It’s also an ideal pre-bedtime spray to ensure a restful sleep.
21. Home Décor
From wreaths to tea light candle holders, here are 25 beautiful and creative ways to bring your lavender plant indoors.
For Culinary Purposes
That’s right, you can use lavender in your cooking and baking too! It’s also a delicious addition to cocktails and non-alcoholic drinks. Here are a few classic ways to utilize lavender in the kitchen:
Lavender is one of the trendiest cocktail ingredients – particularly as it lends a fragrant complexity to all manner of tipples.
Whether you are a fan of gin, vodka or Cognac, one of these lavender inspired drinks is sure to please your palate.
23. Lilac Lemonade
This pretty summer drink – using honey, lavender and lemons – is perfect for parties, baby showers and even weddings. Learn how to make it here.
24. Lavender Sugar
Impart a subtle floral flavor to baked goods, teas, fresh fruit and more by adding fresh or dried lavender to plain sugar. It looks great when presented in a jar too – making it an ideal homemade gift for friends and family.
Here are the exact measurements.
25. Lavender Syrup
A floral take on the simple syrup normally used in cocktails, lavender syrup simply involves mixing sugar, water and lavender to get a thick clear liquid that’s great when drizzled on poached or stewed fruits, on pancakes and waffles, on ice cream, in cocktails, or when whipped into cream.
Follow Martha Stewart’s simple recipe for lavender syrup.
26. Lavender Sea Salt
Don’t have a sweet tooth but want to use lavender in your kitchen?

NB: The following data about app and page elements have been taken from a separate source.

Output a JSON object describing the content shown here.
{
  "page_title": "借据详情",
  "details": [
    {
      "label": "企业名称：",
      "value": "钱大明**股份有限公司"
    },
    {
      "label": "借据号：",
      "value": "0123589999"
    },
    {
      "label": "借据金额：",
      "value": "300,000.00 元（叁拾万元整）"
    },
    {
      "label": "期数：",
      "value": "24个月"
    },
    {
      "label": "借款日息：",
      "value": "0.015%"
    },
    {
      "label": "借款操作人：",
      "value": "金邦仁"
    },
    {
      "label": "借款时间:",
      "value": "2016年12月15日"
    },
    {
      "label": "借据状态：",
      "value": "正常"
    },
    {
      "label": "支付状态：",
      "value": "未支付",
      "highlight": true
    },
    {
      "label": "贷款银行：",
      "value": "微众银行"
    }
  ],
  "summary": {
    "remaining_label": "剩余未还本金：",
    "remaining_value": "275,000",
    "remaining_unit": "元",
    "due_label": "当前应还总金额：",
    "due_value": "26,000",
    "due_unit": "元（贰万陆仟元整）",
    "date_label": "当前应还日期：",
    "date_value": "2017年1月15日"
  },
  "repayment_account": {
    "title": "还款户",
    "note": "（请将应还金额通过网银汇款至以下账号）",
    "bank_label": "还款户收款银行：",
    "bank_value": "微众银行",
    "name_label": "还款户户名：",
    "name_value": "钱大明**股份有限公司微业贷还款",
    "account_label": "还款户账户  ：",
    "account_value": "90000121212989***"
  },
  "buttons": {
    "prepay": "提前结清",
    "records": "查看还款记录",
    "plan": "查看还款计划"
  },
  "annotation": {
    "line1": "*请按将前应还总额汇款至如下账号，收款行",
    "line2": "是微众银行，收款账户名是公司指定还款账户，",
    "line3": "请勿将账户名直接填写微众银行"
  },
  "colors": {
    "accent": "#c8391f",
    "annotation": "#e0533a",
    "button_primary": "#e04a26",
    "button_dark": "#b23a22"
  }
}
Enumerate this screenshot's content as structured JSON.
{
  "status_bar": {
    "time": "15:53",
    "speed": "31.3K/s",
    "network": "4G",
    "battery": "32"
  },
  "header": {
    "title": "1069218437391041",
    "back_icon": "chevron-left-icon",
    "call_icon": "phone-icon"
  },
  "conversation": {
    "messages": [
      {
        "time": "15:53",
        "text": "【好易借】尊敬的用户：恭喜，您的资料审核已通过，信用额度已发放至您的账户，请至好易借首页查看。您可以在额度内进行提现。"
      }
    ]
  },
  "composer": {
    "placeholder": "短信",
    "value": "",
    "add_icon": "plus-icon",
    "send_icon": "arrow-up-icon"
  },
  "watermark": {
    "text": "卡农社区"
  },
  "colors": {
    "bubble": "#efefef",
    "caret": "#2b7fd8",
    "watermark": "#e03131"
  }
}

Try blending it with sea salt instead of sugar!
It can be used as a meat or vegetable rub, on potatoes, in baked bread, on savory crackers, as a salad seasoning, to add a salty rim to a cocktail glass, in salted caramel or chocolate desserts, on fresh fruit and more!
Here’s how to make a batch.
Hooked on lavender? Here are another 15 things you can make with your lavender plants.